Turning to Canada briefly then, in December last year, the euthansia of a disabled and depressed man named Alan Nichols from British Columbia was reported across Canada, causing devastation to his loved ones and shock among disability rights organisations. Following Alan’s death, a spokeswoman for The Canadian Association for Community Living (CACL), said: “Alan was living in poverty, lacked access to the disability supports needed to live without stress, and does not appear to have been connected to appropriate community-based mental health services.” So much more could have been done to improve Alan’s quality of life but he was given a lethal injection instead. At this moment, Canada’s federal government is consulting on how to further extend its assisted dying laws since they were introduced in 2017. Following a court ruling last year, the law will be extended to individuals who are suffering but who are not expected to die imminently which will include disabled people. The mentally ill and mature minors are now also being considered as candidates for assisted death. It has also been proposed that people who are likely to end up mentally incapacitated, due to conditions such as dementia, will be able to make advance requests for euthanasia.
Campaigners for assisted suicide try to reassure politicians such as myself that UK assisted dying laws will contain strict safeguards. But Canada’s example clearly illuminates that once we have changed the law in an attempt to alleviate one category of suffering it is hard to justify not extending the law, to alleviate ever more forms of suffering. In Canada, one of the safeguards, namely that death must be ‘reasonably foreseeable’ has already been struck down by the courts, even though assisted suicide and euthanasia were only made legal in Canada in 2016. That shows that no one, including legislators, can prevent the slippery slope.
Campaigners will also tell me that it’s possible to legalise assisted dying without permitting it for disabled people. Lord Falconer of Thoroton hopes to introduce yet another assisted dying Bill in the next session. He once launched his own commission on assisted dying and his report recommended,that assisted suicide should not be offered “at this point in time” to disabled people who were not also terminally ill. Should there be a vote in favour of introducing a ‘voluntary assisted dying Bill’ it will send a signal to the rest of the UK that this highly controversial, change in the law should be imitated. It will also communicate to the vast majority of disabled people who feel threatened and anxious about assisted dying regimes, that once again, politicians are just not listening. It will convey to burnt out, over-loaded doctors, who have dedicated their vocations to saving lives, that they will now be expected to facilitate this, deliberately bringing about the deaths of their patients, while simultaneously being held responsible for ensuring that patients are not clinically depressed or acting under internal or external duress.

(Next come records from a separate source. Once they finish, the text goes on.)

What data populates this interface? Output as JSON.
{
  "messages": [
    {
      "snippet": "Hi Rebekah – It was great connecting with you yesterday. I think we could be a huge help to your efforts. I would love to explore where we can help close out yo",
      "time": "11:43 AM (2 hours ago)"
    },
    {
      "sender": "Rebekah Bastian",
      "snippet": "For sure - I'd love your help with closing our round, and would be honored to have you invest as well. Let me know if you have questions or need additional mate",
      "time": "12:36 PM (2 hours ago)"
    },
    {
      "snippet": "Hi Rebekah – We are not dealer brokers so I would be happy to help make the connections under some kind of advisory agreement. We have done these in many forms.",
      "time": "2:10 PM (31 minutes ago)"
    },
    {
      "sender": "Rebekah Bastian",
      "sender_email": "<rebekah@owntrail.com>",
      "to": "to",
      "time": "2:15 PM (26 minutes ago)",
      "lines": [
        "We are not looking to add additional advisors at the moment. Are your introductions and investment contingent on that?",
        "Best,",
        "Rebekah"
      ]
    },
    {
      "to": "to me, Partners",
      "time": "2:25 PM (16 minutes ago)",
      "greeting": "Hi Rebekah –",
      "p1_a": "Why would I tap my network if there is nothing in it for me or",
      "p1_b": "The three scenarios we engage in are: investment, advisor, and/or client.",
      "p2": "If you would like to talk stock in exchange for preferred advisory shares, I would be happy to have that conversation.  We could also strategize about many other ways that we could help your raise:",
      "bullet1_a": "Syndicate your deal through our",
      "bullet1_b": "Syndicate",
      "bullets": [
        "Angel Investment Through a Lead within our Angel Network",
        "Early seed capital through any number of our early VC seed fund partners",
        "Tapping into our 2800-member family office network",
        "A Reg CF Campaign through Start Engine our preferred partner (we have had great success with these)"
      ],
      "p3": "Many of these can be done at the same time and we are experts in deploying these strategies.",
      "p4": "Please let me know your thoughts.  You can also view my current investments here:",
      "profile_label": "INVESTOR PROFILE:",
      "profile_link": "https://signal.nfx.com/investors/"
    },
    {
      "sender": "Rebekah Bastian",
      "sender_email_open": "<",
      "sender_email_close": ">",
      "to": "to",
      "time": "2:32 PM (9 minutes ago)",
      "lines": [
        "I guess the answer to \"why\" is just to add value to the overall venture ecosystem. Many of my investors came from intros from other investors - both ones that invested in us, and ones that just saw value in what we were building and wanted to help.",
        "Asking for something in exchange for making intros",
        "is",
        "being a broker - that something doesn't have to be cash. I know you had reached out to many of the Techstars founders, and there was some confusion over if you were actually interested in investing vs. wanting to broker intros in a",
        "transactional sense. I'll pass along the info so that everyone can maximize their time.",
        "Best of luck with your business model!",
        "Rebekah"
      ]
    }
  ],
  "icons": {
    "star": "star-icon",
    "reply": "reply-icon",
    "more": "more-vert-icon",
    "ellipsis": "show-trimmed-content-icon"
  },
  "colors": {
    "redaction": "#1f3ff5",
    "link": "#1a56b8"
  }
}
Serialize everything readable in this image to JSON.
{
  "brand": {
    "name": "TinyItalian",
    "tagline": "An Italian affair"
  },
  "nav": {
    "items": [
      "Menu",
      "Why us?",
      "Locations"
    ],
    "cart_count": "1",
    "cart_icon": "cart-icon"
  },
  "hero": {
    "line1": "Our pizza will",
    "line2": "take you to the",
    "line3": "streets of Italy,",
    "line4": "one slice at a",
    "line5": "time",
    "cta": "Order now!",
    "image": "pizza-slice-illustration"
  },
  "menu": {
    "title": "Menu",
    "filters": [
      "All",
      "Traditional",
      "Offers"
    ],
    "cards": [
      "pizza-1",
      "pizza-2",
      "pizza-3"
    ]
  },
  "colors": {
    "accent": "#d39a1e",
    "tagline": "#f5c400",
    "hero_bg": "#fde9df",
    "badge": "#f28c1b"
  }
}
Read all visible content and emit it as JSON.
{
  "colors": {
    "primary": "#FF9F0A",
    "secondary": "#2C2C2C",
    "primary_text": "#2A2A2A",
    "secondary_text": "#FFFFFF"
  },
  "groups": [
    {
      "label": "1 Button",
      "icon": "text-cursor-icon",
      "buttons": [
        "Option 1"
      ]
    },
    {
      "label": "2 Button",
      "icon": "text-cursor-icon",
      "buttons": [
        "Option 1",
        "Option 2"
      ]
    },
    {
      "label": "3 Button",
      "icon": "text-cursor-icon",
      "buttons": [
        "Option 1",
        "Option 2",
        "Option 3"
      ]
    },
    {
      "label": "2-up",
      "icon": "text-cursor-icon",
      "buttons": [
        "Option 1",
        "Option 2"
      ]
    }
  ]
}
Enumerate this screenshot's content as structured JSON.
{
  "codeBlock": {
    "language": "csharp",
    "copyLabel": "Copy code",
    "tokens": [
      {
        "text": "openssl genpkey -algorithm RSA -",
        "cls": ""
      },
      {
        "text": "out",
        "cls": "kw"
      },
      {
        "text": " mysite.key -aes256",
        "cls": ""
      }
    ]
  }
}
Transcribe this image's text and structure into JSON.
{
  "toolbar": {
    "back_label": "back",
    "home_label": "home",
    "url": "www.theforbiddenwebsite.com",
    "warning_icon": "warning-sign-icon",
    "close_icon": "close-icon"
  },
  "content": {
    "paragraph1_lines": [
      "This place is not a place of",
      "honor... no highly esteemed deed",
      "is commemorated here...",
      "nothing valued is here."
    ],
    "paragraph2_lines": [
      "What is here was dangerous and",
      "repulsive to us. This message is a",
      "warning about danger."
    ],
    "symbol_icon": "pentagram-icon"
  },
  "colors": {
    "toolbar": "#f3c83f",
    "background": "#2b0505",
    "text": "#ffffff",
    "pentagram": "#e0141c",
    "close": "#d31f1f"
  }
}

Finally, we know that laws are not simply ways of regulating and deterring certain behaviours. They are a means of communicating what a society stands for and values. I recognise there is compassion and good intentions on both sides in this debate but I sincerely hope that like, Westminster and Guernsey, the Isle of Man will send the resounding message that we don’t facilitate the suicide of anyone, regardless of their mental or physical health. Surely, that is the mark of a civilised and progressive society.
Thank you for your time